» **INSTRUCTIONS FOR THE TASK**:
From the first line to the last, restate the records word for word, skipping the pictures.

» **EXERCISE MATERIAL**:
|---|
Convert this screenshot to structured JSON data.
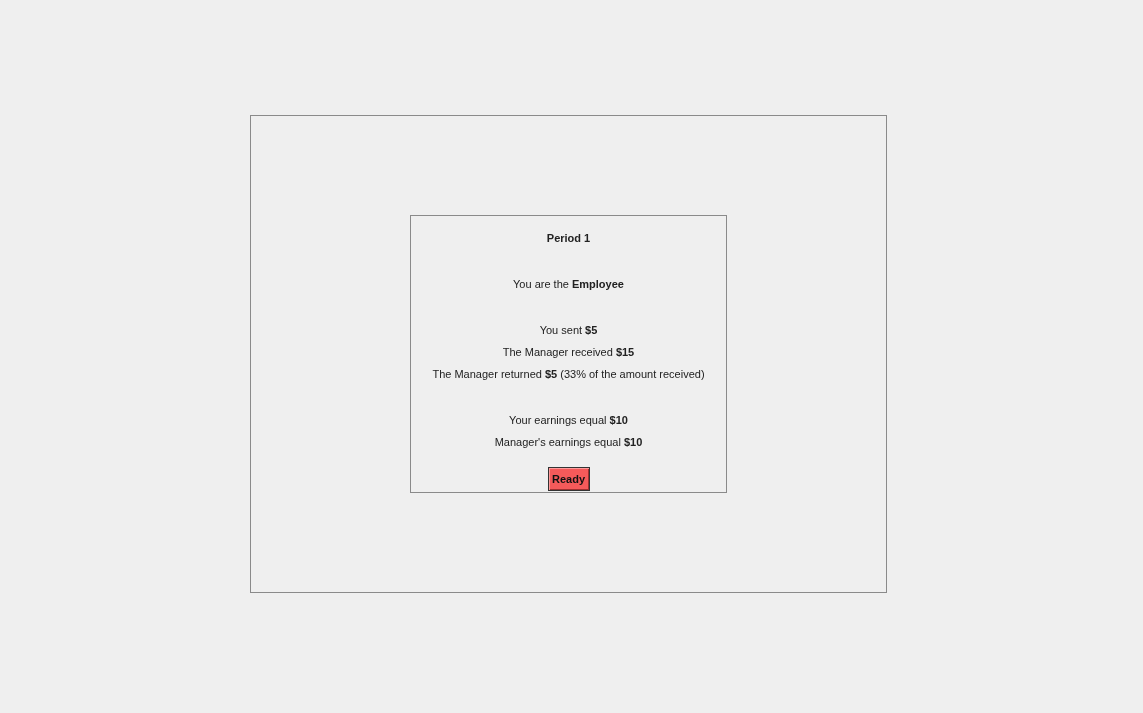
{
  "title": "Period 1",
  "role": "You are the **Employee**",
  "groups": [
    [
      "You sent **$5**",
      "The Manager received **$15**",
      "The Manager returned **$5** (33% of the amount received)"
    ],
    [
      "Your earnings equal **$10**",
      "Manager's earnings equal **$10**"
    ]
  ],
  "button": "Ready"
}
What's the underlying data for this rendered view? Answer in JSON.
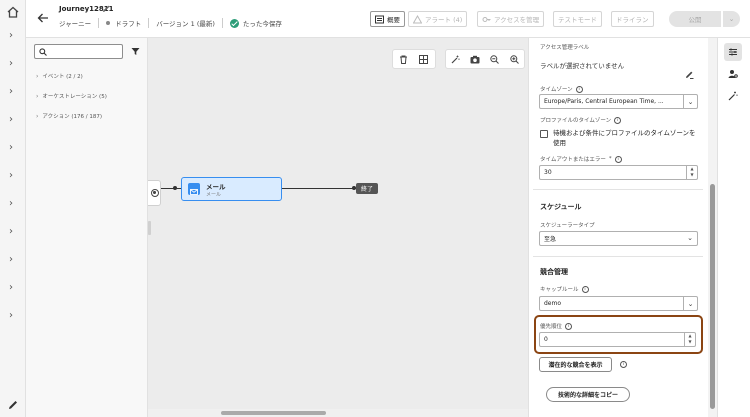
{
  "header": {
    "journey_title": "Journey12811",
    "breadcrumb_journey": "ジャーニー",
    "status": "ドラフト",
    "version": "バージョン 1 (最新)",
    "save_status": "たった今保存",
    "buttons": {
      "summary": "概要",
      "alerts": "アラート (4)",
      "access": "アクセスを管理",
      "test_mode": "テストモード",
      "dry_run": "ドライラン",
      "publish": "公開"
    }
  },
  "left_panel": {
    "search_placeholder": "",
    "categories": [
      {
        "label": "イベント (2 / 2)"
      },
      {
        "label": "オーケストレーション (5)"
      },
      {
        "label": "アクション (176 / 187)"
      }
    ]
  },
  "canvas": {
    "mail_node_title": "メール",
    "mail_node_sub": "メール",
    "end_node": "終了"
  },
  "properties": {
    "access_label_title": "アクセス管理ラベル",
    "no_label_selected": "ラベルが選択されていません",
    "timezone_label": "タイムゾーン",
    "timezone_value": "Europe/Paris, Central European Time, ...",
    "profile_tz_label": "プロファイルのタイムゾーン",
    "profile_tz_checkbox": "待機および条件にプロファイルのタイムゾーンを使用",
    "timeout_label": "タイムアウトまたはエラー",
    "timeout_required": "*",
    "timeout_value": "30",
    "schedule_title": "スケジュール",
    "scheduler_type_label": "スケジューラータイプ",
    "scheduler_type_value": "至急",
    "conflict_title": "競合管理",
    "capping_rule_label": "キャップルール",
    "capping_rule_value": "demo",
    "priority_label": "優先順位",
    "priority_value": "0",
    "potential_conflicts_button": "潜在的な競合を表示",
    "copy_details_button": "技術的な詳細をコピー"
  },
  "colors": {
    "accent": "#378ef0",
    "mail_node_bg": "#d9ebff",
    "success": "#2d9d78",
    "focus_outline": "#8b4513"
  }
}
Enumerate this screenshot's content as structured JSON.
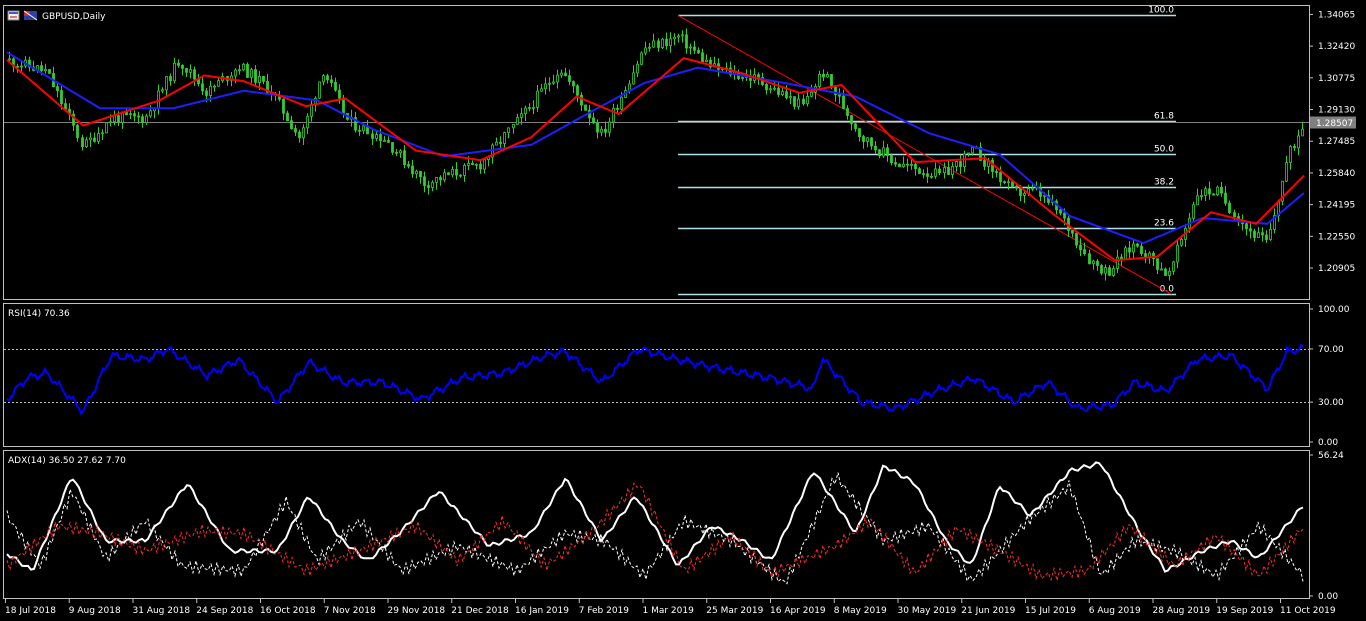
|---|
» **EXERCISE SOLUTION**:
Convert this screenshot to structured JSON data.
{
  "title": "Period 1",
  "role": "You are the **Employee**",
  "groups": [
    [
      "You sent **$5**",
      "The Manager received **$15**",
      "The Manager returned **$5** (33% of the amount received)"
    ],
    [
      "Your earnings equal **$10**",
      "Manager's earnings equal **$10**"
    ]
  ],
  "button": "Ready"
}
What's the underlying data for this rendered view? Answer in JSON.
{
  "header": {
    "journey_title": "Journey12811",
    "breadcrumb_journey": "ジャーニー",
    "status": "ドラフト",
    "version": "バージョン 1 (最新)",
    "save_status": "たった今保存",
    "buttons": {
      "summary": "概要",
      "alerts": "アラート (4)",
      "access": "アクセスを管理",
      "test_mode": "テストモード",
      "dry_run": "ドライラン",
      "publish": "公開"
    }
  },
  "left_panel": {
    "search_placeholder": "",
    "categories": [
      {
        "label": "イベント (2 / 2)"
      },
      {
        "label": "オーケストレーション (5)"
      },
      {
        "label": "アクション (176 / 187)"
      }
    ]
  },
  "canvas": {
    "mail_node_title": "メール",
    "mail_node_sub": "メール",
    "end_node": "終了"
  },
  "properties": {
    "access_label_title": "アクセス管理ラベル",
    "no_label_selected": "ラベルが選択されていません",
    "timezone_label": "タイムゾーン",
    "timezone_value": "Europe/Paris, Central European Time, ...",
    "profile_tz_label": "プロファイルのタイムゾーン",
    "profile_tz_checkbox": "待機および条件にプロファイルのタイムゾーンを使用",
    "timeout_label": "タイムアウトまたはエラー",
    "timeout_required": "*",
    "timeout_value": "30",
    "schedule_title": "スケジュール",
    "scheduler_type_label": "スケジューラータイプ",
    "scheduler_type_value": "至急",
    "conflict_title": "競合管理",
    "capping_rule_label": "キャップルール",
    "capping_rule_value": "demo",
    "priority_label": "優先順位",
    "priority_value": "0",
    "potential_conflicts_button": "潜在的な競合を表示",
    "copy_details_button": "技術的な詳細をコピー"
  },
  "colors": {
    "accent": "#378ef0",
    "mail_node_bg": "#d9ebff",
    "success": "#2d9d78",
    "focus_outline": "#8b4513"
  }
}
Enumerate this screenshot's content as structured JSON.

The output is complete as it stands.